By making it very easy for institutions around the world to share their computing resources, volunteer computing opens up exciting new possibilities in world-wide collaborative research efforts. It can enable researchers in collaboratories [13,14] to share not only their data and ideas, but their computing power as well. Research institutions on opposite sides of the globe can also barter-trade for each other's computing power, depending on their need. For example, a university in the United States can allow a lab in Japan to use its CPUs at night (when it is day in Japan) in exchange for being able to use the Japanese lab's CPUs during the day (when it is night in Japan).

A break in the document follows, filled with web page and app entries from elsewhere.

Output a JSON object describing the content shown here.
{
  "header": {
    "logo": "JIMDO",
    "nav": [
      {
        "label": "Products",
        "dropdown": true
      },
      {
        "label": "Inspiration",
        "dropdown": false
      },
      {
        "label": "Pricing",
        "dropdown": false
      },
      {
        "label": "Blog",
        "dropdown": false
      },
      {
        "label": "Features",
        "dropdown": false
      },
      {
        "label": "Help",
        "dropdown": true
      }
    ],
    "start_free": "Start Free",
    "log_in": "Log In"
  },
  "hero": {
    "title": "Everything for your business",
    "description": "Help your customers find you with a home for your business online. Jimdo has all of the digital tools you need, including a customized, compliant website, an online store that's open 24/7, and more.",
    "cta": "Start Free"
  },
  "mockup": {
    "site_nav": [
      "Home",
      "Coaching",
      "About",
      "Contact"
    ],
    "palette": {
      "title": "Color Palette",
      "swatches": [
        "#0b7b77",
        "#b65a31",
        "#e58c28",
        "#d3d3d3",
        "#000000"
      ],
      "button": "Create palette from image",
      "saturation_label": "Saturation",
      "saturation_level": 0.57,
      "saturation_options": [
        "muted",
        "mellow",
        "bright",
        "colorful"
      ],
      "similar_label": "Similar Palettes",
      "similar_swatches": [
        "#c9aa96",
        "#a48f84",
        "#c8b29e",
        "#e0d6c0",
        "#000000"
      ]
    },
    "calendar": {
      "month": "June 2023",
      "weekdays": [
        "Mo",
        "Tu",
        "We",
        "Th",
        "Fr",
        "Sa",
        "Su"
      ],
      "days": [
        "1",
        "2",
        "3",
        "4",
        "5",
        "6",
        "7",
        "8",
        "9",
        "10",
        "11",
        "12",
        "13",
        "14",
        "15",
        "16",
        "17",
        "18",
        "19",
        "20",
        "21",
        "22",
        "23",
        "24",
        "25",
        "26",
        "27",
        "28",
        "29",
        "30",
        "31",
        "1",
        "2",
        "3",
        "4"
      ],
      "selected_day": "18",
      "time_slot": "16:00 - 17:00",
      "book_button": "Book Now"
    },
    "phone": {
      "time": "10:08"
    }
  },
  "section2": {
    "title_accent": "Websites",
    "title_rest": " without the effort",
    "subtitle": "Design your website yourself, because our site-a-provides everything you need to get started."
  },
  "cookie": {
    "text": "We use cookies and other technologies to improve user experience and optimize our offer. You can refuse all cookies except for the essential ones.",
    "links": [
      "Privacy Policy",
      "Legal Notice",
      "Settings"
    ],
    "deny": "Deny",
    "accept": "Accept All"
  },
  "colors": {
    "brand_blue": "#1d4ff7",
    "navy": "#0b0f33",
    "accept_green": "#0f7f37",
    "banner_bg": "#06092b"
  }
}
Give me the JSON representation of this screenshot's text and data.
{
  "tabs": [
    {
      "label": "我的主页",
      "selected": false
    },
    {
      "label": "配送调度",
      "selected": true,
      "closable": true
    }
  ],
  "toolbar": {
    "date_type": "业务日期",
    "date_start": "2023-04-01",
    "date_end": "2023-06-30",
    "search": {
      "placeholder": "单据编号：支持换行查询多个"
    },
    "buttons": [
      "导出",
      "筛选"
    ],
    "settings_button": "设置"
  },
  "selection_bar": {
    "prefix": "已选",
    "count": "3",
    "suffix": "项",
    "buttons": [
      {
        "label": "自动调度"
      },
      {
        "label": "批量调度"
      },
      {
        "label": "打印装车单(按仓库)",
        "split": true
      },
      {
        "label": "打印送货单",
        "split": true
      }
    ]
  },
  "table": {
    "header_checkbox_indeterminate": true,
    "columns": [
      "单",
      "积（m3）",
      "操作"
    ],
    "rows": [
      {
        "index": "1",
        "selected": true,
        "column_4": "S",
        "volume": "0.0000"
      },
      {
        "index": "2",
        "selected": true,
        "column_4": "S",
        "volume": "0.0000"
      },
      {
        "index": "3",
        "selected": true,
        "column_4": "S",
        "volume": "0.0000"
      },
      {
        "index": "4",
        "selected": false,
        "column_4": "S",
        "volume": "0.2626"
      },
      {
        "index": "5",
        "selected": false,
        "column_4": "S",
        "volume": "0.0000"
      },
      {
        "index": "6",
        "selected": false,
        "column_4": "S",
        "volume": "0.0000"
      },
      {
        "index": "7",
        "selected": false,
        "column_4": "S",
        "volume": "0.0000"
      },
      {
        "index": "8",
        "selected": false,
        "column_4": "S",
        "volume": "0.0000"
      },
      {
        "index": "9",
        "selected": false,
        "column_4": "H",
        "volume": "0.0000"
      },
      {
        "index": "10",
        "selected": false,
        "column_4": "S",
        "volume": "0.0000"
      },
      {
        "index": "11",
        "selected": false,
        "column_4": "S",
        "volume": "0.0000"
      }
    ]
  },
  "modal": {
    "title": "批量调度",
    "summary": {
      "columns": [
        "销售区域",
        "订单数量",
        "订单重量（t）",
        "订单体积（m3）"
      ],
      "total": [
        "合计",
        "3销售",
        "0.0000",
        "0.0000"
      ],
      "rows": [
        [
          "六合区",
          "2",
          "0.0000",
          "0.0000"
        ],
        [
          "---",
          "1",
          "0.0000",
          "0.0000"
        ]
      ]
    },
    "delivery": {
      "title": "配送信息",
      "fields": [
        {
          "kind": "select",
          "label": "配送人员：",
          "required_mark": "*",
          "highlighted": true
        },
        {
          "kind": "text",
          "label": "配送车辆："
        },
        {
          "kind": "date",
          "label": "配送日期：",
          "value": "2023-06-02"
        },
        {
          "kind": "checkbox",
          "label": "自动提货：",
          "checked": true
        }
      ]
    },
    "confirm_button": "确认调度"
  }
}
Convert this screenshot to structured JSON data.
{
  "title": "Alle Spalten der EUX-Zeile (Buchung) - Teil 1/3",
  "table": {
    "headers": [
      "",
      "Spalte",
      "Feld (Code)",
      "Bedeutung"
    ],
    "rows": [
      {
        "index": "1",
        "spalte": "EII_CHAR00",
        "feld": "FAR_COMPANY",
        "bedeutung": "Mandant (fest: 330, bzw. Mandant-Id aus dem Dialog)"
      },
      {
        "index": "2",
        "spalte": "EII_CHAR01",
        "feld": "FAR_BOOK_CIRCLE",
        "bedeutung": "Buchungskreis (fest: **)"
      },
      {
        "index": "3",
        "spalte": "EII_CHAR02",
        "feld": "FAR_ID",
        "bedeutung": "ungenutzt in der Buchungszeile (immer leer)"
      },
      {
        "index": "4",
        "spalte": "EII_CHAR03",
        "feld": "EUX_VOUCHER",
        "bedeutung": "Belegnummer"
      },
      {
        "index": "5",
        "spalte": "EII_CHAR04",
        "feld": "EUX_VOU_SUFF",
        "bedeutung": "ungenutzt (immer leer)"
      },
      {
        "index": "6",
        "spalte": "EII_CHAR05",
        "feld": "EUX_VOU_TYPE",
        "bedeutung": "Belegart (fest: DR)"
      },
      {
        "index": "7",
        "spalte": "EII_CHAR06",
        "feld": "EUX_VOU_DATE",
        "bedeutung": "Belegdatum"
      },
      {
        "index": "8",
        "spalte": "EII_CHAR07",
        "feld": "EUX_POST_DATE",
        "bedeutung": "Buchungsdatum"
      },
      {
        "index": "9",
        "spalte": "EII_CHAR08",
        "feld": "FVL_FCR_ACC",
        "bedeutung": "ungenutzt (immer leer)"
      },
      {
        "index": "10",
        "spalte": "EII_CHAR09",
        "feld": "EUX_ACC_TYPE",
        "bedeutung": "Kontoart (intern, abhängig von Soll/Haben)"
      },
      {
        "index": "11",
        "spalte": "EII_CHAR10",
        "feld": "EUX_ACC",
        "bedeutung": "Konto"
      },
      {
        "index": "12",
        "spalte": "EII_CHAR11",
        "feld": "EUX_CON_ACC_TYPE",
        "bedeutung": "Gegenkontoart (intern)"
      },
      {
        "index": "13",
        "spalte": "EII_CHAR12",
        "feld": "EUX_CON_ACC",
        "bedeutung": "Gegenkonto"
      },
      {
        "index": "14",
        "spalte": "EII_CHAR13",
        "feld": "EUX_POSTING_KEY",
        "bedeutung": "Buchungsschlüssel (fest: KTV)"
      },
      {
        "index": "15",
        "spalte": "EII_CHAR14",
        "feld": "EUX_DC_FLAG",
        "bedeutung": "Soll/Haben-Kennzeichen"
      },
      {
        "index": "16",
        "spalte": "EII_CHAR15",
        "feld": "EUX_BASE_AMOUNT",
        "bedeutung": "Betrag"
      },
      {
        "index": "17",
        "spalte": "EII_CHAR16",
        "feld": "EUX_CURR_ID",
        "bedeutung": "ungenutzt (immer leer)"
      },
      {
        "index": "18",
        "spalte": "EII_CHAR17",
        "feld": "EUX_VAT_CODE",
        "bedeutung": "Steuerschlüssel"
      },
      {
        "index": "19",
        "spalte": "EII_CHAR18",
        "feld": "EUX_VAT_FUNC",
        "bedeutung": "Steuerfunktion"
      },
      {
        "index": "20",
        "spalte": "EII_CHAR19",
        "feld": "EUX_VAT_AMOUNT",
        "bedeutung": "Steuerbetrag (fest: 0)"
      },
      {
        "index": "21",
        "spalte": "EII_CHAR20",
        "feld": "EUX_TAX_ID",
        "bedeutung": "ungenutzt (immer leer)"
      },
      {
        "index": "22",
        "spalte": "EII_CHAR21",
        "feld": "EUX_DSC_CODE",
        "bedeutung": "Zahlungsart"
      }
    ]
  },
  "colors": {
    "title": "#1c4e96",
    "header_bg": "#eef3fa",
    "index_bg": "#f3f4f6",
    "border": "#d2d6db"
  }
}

Forced volunteer computing is already being done by many institutions using their own ad hoc tools or libraries such as PVM (the PVM home page  has some links to PVM-based projects). Java-based forced volunteer computing improves on these by being much easier to use for everyone - users, programmers, and administrators alike. If a company decides to use its machines to do parallel computation, for example, the administrators would not need to spend time manually installing the computational software to be run on all the company machines - they could simply tell their employees to point their browsers to a certain web page on the company intranet, and leave the browser running while they work, or when they go home. In this way, setting-up a parallel computation, a process that would normally take weeks for software installation and user education, can be done literally overnight.